Ghee is a deeply revered and integral part of Indian cooking and is also highly prized in Ayurvedic medicine. As well as adding real depth of flavour to your food it also espouses a long list of health benefits. Known to support the body from the inside out Ghee is rich in vitamins and antioxidants such as Vitamin K. It is a fat which allows soluble nutrients to become easily assimilated by the body which makes it great for your skin, teeth hair and nails. It contains linoleic acid which is a fatty acid known to protect against carcinogens, diabetes and artery plaque. It is also rich in butyric acid which is a monounsaturated fatty acid that nourishes the cells of the intestine helping to reduce inflammatory conditions which in turn aids in the repair of the mucosal wall.
Robert Lustig a paediatric endocrinologist at the University of San Francisco and author of ‘Fat Chance’ wrote: “Food should confer wellness not illness. Real food does just that, including saturated fat. But when saturated fat got mixed up with the high sugar added to processed food in the second half of the 21st century it got a bad name.”

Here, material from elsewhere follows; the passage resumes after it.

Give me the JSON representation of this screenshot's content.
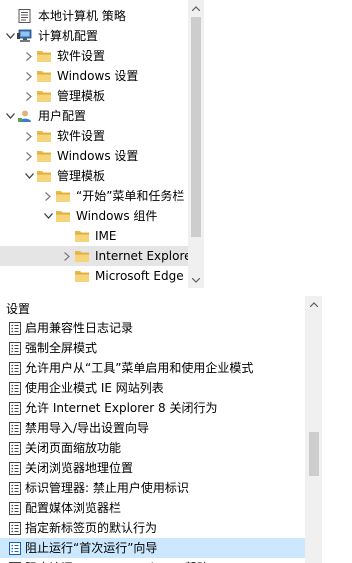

Ghee imparts a delicious slightly nutty flavour and can be spread on toast or drizzled on popcorn, best of all though, it has an extremely high smoke point making it a particularly good fat to cook with and makes fried eggs taste out of this world! I like to make it every few weeks, it is a fantastic store cupboard essential and doesn’t need to be kept in the fridge. It is also a great deal cheaper than buying it ready made, especially if it is produced by a reputable company.
How to Make Ghee
Use the best unsalted butter you can find, preferably organic and grass fed.
- Put your butter into a heavy bottomed pan. Let it melt and then turn the heat up a little so that the melted butter comes to a gentle simmer. Be careful not to let it come to a strong boil or it may burn the milk solids.
- There will be a fair bit of spluttering as the water evaporates, a white foam will gather on the surface. You can skim this off but after about 10-15 minutes it will usually disappear by itself.
- Keep an eye on the milk solids which will have separated and sunk to the bottom of the pan, when these start to turn brown your ghee should be ready to strain.
- Let it sit for a few minutes to cool a little and also to absorb all the caramel flavours of the cooked milk solids.
- Remember that the butterfat will retain its heat. Pour your beautiful golden ghee into a clean jar using a metal tea strainer to catch any caramelised milk solids. If you want to these are also very delicious and you can use them to flavour your porridge or add to soup.